Kiwoom parts ways with Taylor Motter after a weak startThe Korean baseball club Kiwoom Heroes announced Saturday they've decided to part ways with their slumping American player Taylor Motter.
The Heroes said they've asked the KBO to place Motter on waivers. Once Motter is put on the waiver wire by the league — a mere formality after the Heroes made their request — he can be picked up by another club within the next seven days. Whichever clubs acquires Motter must pay the Heroes 3 million won ($2,400).
If Motter clears waivers, meaning if he doesn't get selected by any other team, he then becomes a free agent. But in that case, Motter won't be eligible to play in the KBO during the same season.
Motter signed with the Heroes last December on a $350,000 deal, the cheapest contract among all 30 foreign players in the KBO. The former big leaguer stumbled out of the gate, batting just 3-for-27 in his first eight games before getting demoted to the minors.
In two games since his return to the KBO, Motter went 1-for-8 with three strikeouts, as the Heroes' patience ran out.

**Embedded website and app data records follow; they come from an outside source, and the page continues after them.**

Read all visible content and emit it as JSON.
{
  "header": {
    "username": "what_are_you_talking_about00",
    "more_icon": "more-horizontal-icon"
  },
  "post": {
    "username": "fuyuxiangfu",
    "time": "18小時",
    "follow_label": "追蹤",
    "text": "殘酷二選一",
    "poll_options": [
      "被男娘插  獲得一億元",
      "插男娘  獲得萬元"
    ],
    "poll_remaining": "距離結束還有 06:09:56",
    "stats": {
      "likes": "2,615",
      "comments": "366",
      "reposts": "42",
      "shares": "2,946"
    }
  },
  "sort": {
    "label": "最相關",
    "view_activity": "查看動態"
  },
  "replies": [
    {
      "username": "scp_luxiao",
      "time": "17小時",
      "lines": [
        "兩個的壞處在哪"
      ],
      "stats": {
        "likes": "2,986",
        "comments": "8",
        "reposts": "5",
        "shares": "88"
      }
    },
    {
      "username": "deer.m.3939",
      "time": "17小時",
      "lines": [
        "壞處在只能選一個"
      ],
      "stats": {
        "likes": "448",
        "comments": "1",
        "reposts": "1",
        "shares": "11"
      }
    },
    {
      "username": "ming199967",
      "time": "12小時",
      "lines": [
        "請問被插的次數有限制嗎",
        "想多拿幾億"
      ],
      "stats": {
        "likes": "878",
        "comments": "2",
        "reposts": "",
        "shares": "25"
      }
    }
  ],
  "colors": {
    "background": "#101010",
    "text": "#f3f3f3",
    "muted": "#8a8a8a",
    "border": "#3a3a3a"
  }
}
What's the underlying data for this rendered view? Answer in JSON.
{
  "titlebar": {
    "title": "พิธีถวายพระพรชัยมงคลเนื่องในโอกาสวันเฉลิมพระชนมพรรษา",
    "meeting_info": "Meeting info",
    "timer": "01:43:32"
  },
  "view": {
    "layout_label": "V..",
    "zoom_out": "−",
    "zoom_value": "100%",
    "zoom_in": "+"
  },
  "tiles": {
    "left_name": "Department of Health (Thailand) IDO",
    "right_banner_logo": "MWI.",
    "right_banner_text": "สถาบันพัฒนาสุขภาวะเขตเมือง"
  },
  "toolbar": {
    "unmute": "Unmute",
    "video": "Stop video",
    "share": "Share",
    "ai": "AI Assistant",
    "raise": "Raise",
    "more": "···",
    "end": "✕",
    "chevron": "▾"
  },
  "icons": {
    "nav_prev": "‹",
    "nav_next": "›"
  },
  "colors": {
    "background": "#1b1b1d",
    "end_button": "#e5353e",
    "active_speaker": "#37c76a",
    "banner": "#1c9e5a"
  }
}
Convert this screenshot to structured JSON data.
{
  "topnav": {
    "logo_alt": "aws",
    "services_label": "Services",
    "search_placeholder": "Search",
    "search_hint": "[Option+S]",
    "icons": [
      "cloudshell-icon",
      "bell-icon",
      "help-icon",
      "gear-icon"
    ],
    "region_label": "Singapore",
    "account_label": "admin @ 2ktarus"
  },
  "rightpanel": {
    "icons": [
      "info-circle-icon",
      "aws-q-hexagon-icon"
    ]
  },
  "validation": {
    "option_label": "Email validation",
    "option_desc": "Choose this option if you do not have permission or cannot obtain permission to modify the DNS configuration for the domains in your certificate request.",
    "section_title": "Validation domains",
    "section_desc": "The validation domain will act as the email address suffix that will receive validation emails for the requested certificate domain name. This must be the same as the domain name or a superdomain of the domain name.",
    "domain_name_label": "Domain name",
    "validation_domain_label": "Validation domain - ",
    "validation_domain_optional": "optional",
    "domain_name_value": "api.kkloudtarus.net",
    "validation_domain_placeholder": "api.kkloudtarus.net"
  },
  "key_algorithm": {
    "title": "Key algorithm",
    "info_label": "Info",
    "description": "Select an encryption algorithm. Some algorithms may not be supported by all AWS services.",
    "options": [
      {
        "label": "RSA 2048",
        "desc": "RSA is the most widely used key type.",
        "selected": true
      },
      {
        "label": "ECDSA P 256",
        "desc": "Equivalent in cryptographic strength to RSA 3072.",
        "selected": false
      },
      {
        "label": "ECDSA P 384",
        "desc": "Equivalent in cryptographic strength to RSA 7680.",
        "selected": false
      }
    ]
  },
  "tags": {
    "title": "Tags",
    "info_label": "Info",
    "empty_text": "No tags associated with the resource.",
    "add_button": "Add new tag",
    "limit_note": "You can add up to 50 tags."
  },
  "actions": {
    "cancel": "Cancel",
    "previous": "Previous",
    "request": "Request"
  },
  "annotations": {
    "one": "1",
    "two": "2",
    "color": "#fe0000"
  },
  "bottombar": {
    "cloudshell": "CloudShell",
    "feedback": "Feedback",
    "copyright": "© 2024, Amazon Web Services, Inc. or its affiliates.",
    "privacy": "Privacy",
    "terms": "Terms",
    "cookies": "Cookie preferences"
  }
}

He leaves with a 0.114/0.1350.200 line with 10 strikeouts in 37 plate appearances.
Though Motter was mostly viewed as a defensive-minded acquisition — he can play all infield positions and appeared at first base, third base and right field for the Heroes during the regular season — the club could certainly have used more offensive production from him.
Through Friday's action, the Heroes were in fourth place among 10 clubs at 11-11, with a league-average offense.
Motter also stirred controversy on social media. His wife traveled to Korea earlier this month to join him and was ordered into mandatory 14-day quarantine at a government facility. She tweeted a lengthy complaint about the food, and Motter retweeted the message while calling on help from the Unites States Embassy in Seoul. Motter later deleted the message and apologized to the Heroes and fans for causing trouble.
The Heroes acknowledged it will be difficult to scout a new foreign player during the coronavirus pandemic, especially with the major and minor leagues in the United States on hold, and added they will use their own data and international networks to find Motter's replacement.